▶ What is needed
Please give every line below again exactly, but not its pictures.
(Listed records)
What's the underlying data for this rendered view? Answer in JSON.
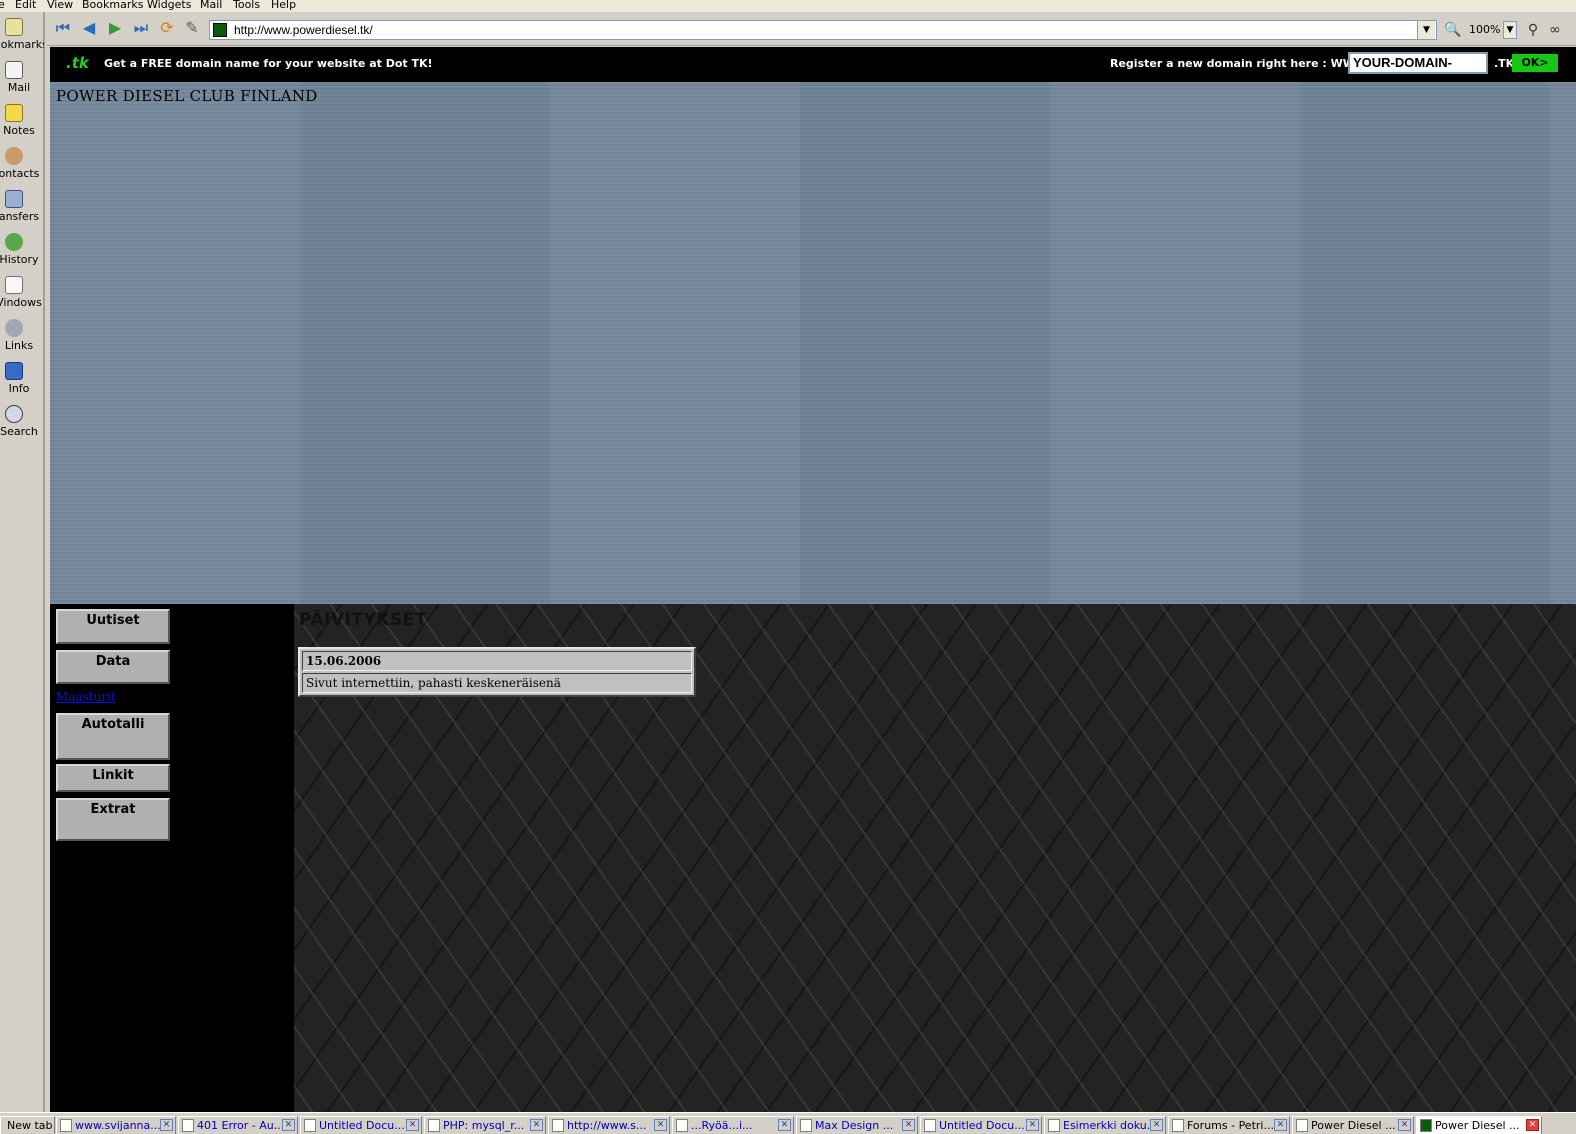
{
  "menu": [
    "e",
    "Edit",
    "View",
    "Bookmarks",
    "Widgets",
    "Mail",
    "Tools",
    "Help"
  ],
  "panel": [
    {
      "label": "ookmarks",
      "icon": "bookmarks-icon"
    },
    {
      "label": "Mail",
      "icon": "mail-icon"
    },
    {
      "label": "Notes",
      "icon": "notes-icon"
    },
    {
      "label": "ontacts",
      "icon": "contacts-icon"
    },
    {
      "label": "ansfers",
      "icon": "transfers-icon"
    },
    {
      "label": "History",
      "icon": "history-icon"
    },
    {
      "label": "Vindows",
      "icon": "windows-icon"
    },
    {
      "label": "Links",
      "icon": "links-icon"
    },
    {
      "label": "Info",
      "icon": "info-icon"
    },
    {
      "label": "Search",
      "icon": "search-icon"
    }
  ],
  "toolbar": {
    "back": "◀",
    "forward": "▶",
    "url": "http://www.powerdiesel.tk/",
    "zoom": "100%"
  },
  "dotbar": {
    "logo": ".tk",
    "promo": "Get a FREE domain name for your website at Dot TK!",
    "register": "Register a new domain right here : WWW.",
    "input_value": "YOUR-DOMAIN-NAME",
    "tld": ".TK",
    "ok": "OK>"
  },
  "site": {
    "title": "POWER DIESEL CLUB FINLAND",
    "nav": {
      "uutiset": "Uutiset",
      "data": "Data",
      "link": "Maasturit",
      "autotalli": "Autotalli",
      "linkit": "Linkit",
      "extrat": "Extrat"
    },
    "section_title": "PÄIVITYKSET",
    "news": {
      "date": "15.06.2006",
      "text": "Sivut internettiin, pahasti keskeneräisenä"
    }
  },
  "tabs": [
    "New tab",
    "www.svijanna...",
    "401 Error - Au...",
    "Untitled Docu...",
    "PHP: mysql_r...",
    "http://www.s...",
    "...Ryöä...i...",
    "Max Design ...",
    "Untitled Docu...",
    "Esimerkki doku...",
    "Forums - Petri...",
    "Power Diesel ...",
    "Power Diesel ..."
  ]
}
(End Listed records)
▶ Answer box
What's the underlying data for this rendered view? Answer in JSON.
{
  "menu": [
    "e",
    "Edit",
    "View",
    "Bookmarks",
    "Widgets",
    "Mail",
    "Tools",
    "Help"
  ],
  "panel": [
    {
      "label": "ookmarks",
      "icon": "bookmarks-icon"
    },
    {
      "label": "Mail",
      "icon": "mail-icon"
    },
    {
      "label": "Notes",
      "icon": "notes-icon"
    },
    {
      "label": "ontacts",
      "icon": "contacts-icon"
    },
    {
      "label": "ansfers",
      "icon": "transfers-icon"
    },
    {
      "label": "History",
      "icon": "history-icon"
    },
    {
      "label": "Vindows",
      "icon": "windows-icon"
    },
    {
      "label": "Links",
      "icon": "links-icon"
    },
    {
      "label": "Info",
      "icon": "info-icon"
    },
    {
      "label": "Search",
      "icon": "search-icon"
    }
  ],
  "toolbar": {
    "back": "◀",
    "forward": "▶",
    "url": "http://www.powerdiesel.tk/",
    "zoom": "100%"
  },
  "dotbar": {
    "logo": ".tk",
    "promo": "Get a FREE domain name for your website at Dot TK!",
    "register": "Register a new domain right here : WWW.",
    "input_value": "YOUR-DOMAIN-NAME",
    "tld": ".TK",
    "ok": "OK>"
  },
  "site": {
    "title": "POWER DIESEL CLUB FINLAND",
    "nav": {
      "uutiset": "Uutiset",
      "data": "Data",
      "link": "Maasturit",
      "autotalli": "Autotalli",
      "linkit": "Linkit",
      "extrat": "Extrat"
    },
    "section_title": "PÄIVITYKSET",
    "news": {
      "date": "15.06.2006",
      "text": "Sivut internettiin, pahasti keskeneräisenä"
    }
  },
  "tabs": [
    "New tab",
    "www.svijanna...",
    "401 Error - Au...",
    "Untitled Docu...",
    "PHP: mysql_r...",
    "http://www.s...",
    "...Ryöä...i...",
    "Max Design ...",
    "Untitled Docu...",
    "Esimerkki doku...",
    "Forums - Petri...",
    "Power Diesel ...",
    "Power Diesel ..."
  ]
}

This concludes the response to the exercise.